> TASK
When the string "Captured" occurs in a line of the listing below, return that line.

══ RECORDS TO USE ══

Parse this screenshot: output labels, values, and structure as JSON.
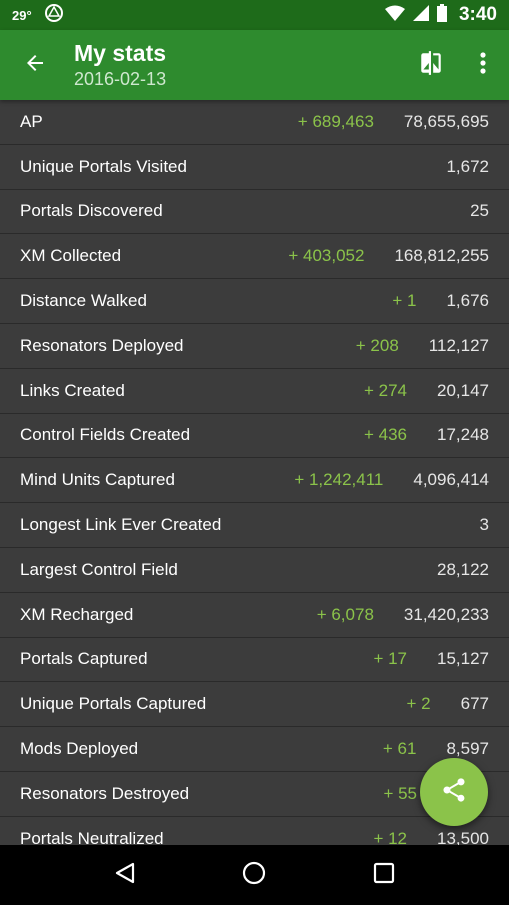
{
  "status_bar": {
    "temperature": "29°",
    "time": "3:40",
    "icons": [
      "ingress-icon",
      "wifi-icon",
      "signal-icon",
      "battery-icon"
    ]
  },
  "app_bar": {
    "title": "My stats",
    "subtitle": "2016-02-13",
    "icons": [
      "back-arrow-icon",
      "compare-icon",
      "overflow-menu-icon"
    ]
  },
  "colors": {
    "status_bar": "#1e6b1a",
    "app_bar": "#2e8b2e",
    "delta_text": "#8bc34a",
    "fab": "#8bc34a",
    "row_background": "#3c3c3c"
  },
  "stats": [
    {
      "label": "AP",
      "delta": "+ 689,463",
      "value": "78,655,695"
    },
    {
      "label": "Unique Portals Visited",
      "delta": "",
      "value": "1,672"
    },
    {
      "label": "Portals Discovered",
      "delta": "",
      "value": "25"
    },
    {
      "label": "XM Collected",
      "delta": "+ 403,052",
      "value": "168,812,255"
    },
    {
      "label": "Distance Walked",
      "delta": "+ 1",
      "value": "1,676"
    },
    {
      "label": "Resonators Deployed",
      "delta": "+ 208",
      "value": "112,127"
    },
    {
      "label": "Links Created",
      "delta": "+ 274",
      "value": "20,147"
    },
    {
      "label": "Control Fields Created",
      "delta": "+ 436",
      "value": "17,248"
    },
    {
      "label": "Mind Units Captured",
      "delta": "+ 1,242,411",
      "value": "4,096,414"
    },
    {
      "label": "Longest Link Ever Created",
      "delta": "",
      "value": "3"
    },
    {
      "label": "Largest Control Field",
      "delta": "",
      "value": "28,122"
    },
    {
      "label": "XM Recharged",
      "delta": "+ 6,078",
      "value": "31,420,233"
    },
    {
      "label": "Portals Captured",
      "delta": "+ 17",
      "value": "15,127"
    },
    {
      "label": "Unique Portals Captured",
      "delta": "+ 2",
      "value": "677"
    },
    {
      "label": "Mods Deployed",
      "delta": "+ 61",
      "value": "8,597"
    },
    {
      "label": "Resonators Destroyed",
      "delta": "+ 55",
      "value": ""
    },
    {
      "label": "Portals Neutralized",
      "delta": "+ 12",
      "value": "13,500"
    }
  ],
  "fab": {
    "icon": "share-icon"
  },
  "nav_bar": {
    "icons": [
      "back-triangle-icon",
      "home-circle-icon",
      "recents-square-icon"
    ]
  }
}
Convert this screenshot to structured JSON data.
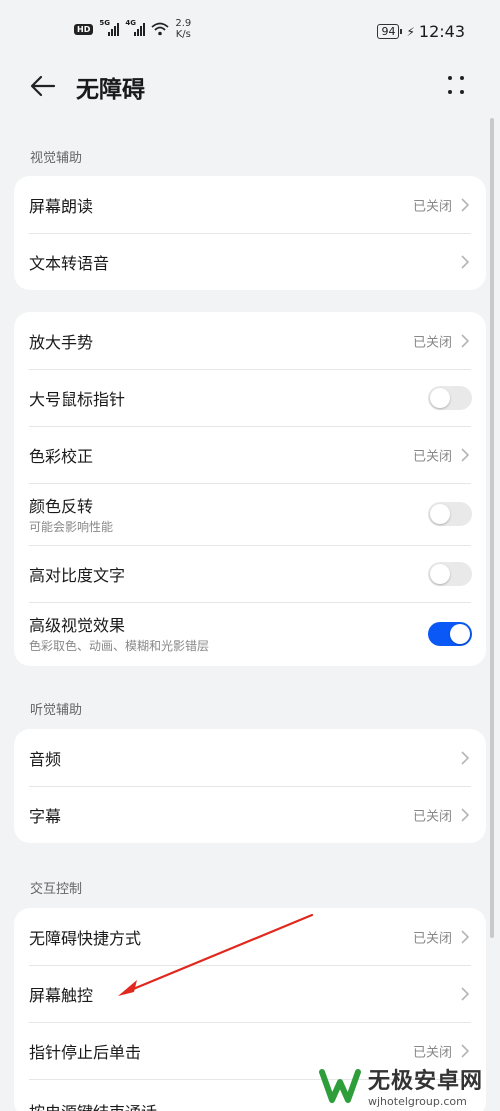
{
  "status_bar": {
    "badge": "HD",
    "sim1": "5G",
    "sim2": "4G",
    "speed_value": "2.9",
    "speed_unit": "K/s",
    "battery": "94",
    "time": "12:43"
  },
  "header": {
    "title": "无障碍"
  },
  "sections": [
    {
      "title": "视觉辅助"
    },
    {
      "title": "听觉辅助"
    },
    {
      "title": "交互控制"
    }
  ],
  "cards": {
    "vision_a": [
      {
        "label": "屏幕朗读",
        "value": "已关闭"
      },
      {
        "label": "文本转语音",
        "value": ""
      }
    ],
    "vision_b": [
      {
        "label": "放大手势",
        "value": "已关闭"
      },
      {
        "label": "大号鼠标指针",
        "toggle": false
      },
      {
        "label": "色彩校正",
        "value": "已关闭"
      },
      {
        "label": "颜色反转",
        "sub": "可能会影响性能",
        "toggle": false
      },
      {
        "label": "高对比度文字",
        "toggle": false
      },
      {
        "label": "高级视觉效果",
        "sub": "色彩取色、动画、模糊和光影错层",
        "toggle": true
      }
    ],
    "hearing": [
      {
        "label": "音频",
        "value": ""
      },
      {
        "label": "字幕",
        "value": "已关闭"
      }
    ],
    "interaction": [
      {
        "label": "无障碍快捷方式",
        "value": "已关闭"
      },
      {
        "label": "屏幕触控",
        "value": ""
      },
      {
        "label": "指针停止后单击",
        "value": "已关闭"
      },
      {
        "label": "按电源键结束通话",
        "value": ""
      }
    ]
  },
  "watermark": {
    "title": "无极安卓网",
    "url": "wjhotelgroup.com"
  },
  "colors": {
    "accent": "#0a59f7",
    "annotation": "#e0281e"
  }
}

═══
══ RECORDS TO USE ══

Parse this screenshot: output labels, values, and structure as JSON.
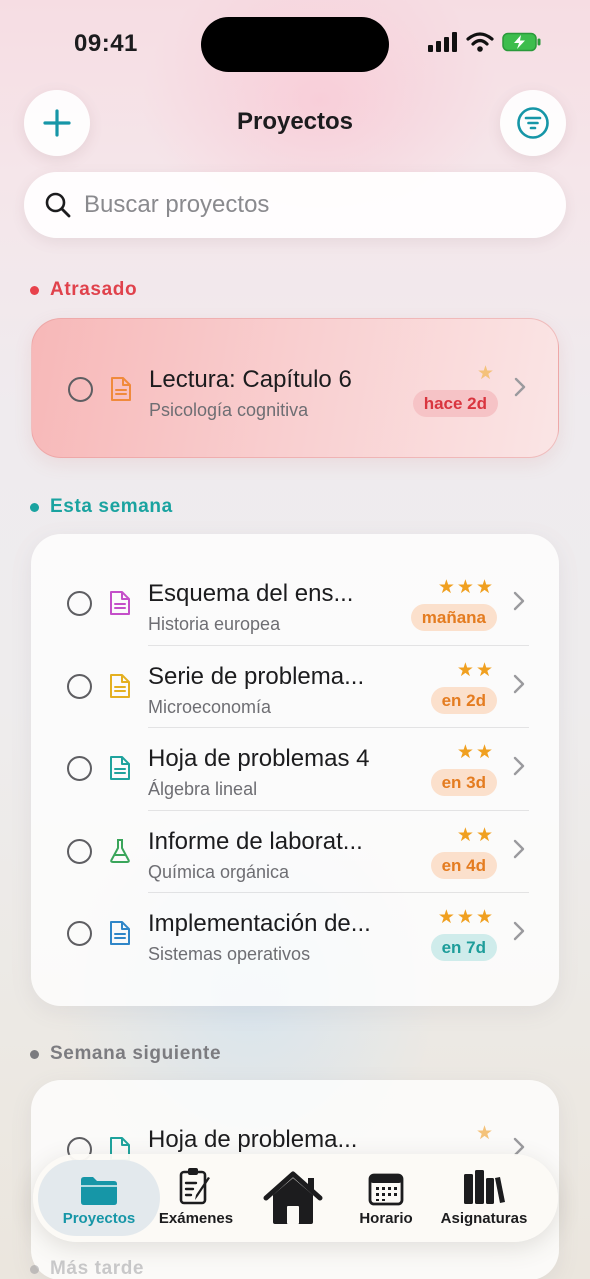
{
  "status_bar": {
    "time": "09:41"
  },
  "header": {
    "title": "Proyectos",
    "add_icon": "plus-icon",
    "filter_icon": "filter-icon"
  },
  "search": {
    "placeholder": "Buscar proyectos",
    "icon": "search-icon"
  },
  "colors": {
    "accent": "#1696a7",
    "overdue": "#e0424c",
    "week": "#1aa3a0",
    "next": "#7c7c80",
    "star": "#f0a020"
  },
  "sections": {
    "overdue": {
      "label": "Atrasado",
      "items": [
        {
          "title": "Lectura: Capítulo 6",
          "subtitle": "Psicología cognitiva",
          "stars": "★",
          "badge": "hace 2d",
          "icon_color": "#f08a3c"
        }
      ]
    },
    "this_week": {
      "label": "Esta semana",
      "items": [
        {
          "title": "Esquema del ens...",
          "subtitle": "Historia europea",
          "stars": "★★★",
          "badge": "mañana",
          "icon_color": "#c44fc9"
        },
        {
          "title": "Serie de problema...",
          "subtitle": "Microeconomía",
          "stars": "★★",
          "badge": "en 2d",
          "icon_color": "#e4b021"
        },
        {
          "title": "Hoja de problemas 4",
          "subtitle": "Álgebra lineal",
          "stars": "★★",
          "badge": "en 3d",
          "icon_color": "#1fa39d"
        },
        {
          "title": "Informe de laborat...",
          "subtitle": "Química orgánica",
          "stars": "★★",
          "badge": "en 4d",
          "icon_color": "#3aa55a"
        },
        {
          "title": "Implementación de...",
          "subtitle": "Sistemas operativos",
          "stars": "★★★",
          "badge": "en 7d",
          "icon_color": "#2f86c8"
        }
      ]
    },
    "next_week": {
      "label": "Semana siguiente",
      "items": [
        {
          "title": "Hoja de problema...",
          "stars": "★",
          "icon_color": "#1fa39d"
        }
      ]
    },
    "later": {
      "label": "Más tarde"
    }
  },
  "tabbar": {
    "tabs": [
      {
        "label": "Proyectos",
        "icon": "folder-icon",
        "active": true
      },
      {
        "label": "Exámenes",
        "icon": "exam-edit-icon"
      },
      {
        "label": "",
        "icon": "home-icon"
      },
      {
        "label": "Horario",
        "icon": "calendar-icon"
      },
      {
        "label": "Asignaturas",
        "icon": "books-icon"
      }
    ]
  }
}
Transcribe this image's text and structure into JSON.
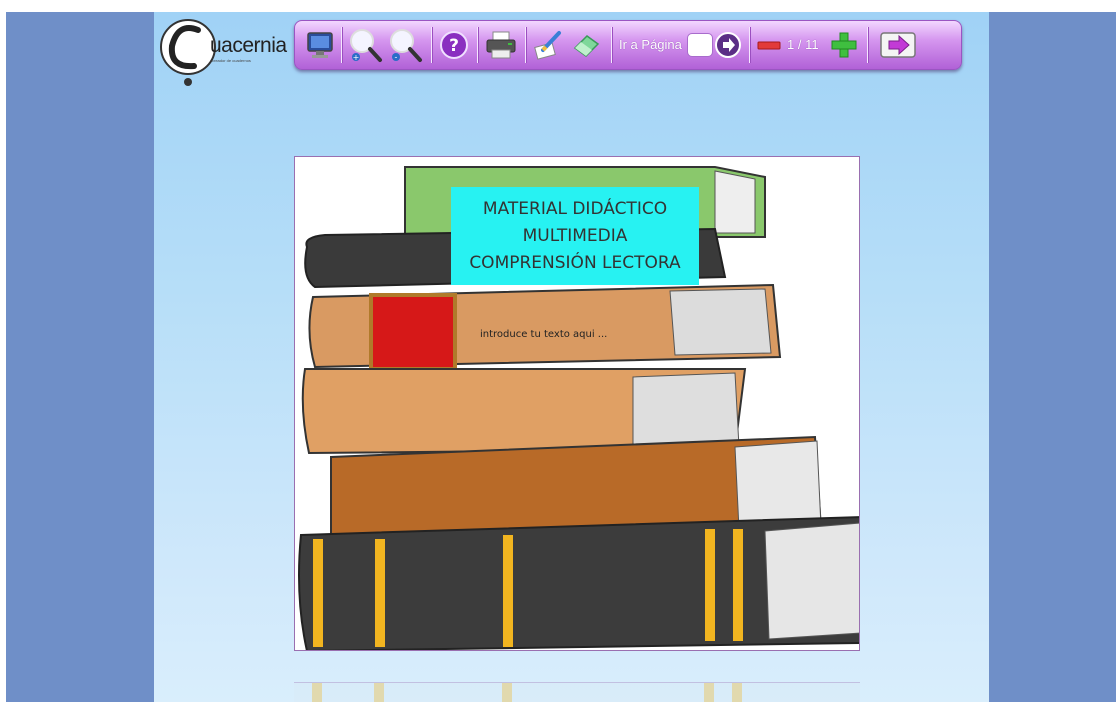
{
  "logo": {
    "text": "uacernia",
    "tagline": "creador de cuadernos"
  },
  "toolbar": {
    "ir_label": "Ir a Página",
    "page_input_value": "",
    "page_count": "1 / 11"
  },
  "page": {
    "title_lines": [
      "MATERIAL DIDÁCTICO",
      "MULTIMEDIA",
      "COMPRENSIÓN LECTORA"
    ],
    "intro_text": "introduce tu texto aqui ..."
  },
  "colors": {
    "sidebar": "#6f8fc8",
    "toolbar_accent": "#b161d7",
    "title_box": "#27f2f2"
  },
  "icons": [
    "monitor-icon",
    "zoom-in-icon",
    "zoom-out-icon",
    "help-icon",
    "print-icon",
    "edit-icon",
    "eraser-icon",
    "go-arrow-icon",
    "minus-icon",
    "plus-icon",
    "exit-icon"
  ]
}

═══

> SOLUTION FOR THIS EXERCISE
      "label": "Mind Units Captured",
      "label": "Portals Captured",
      "label": "Unique Portals Captured",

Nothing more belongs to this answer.